Before reaching the United States in 2018, as reported by the BBC, the "Momo challenge" first appeared in Europe and then Argentina, where it has been connected to a child's death. Police are said to be "skeptical" about Momo's association with the case. Other reports of children acting out in reaction to Momo have been reported in California and the United Kingdom, as featured with CNN.
"In its purest form," Guardian Media Editor Jim Waterson told the BBC, "it's a warning that's circulating, mainly among adults, that children, when they see an image on WhatsApp, are going to be encouraged to do violent acts, perhaps even suicide, by this character represented by a bizarre image of a Japanese puppet."
Despite the smattering of reports of harm to children, David Mikkelson, the founder of Snopes, says that data to support "a prevalent, global phenomenon of Momo popping up in kids' WhatsApp accounts and YouTube videos and urging them to harm themselves" does not exist and that the "claim appears to be fear-driven exaggeration lacking in supportive evidence."
The Momo challenge has been compared to previous viral challenges, such as the "blue whale challenge" and the "Tide Pod challenge," which has been called "lighthearted." Instructions given by another internet phenomenon, Slenderman, was the reason provided by two Wisconsin teens for their 2014 stabbing of a friend. The teens now face 25- and 40-year stays in mental health facilities.
What Is The Momo Challenge?
'Know What Your Kids Are Watching'
Given this information, Common Sense Media's Jill Murray says that the fears of parents with regard to viral internet sensations are "often justified," even though, in the case of Momo, there probably isn't much to worry about.
"Know what your kids are watching, and how they're watching it," both Murray and Mikkelson underlined to CNN.

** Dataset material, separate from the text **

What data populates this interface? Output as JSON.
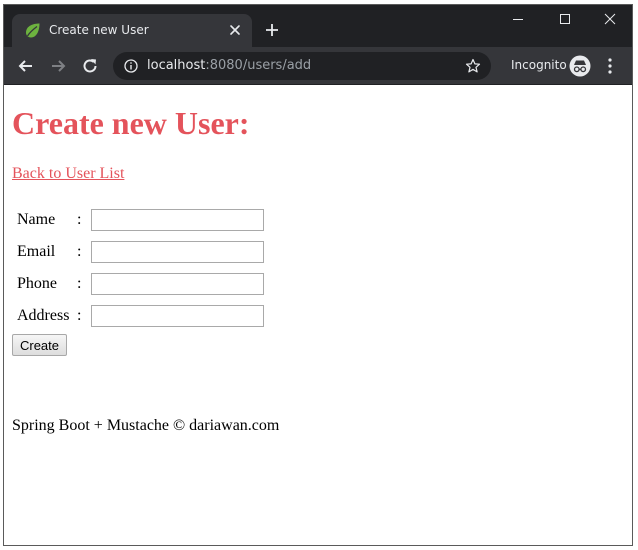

A small number of trolls and others with bad intentions have "possibly" inserted the haunting image of Momo in children's videos and harassed children on messaging apps. "Anyone can post pretty much anything to YouTube at any time."
Though schools, law enforcement agencies, and media outlets have jumped on what is said to be information gleaned from just one original post to a small Facebook group, the sensation has ballooned into an international phenomenon.
Jim Waterson described the attention directed at the images of the sculpture as a "perfect storm" driven by click-hungry media and the "legitimate concerns" of parents. He observed that teenagers are often better at sorting real news from fake than their parents, many of whom also have younger children to consider.
While it is natural for police, schools, and parents to be concerned about such stories, journalist Amelia Tait told the BBC that the disproportionate amount of attention Momo has received is the fault of the media.
"It starts ... in one Facebook group and tabloids decided to report that as fact," Tait described. "That lends legitimacy to that one comment and causes more comments."
Little Evidence That 'Momo Challenge' Presents Actual Danger
© 2019 Stephen Sinclair
Stephen Sinclair (author) from Canada on April 16, 2019:
Thank you, Tim!
Tim Truzy from U.S.A. on April 16, 2019:
Interesting. I've never heard of this until today. Thanks, Stephen. The best advice is to know what your kids are doing on the internet like you said in your article.
Respect and admiration,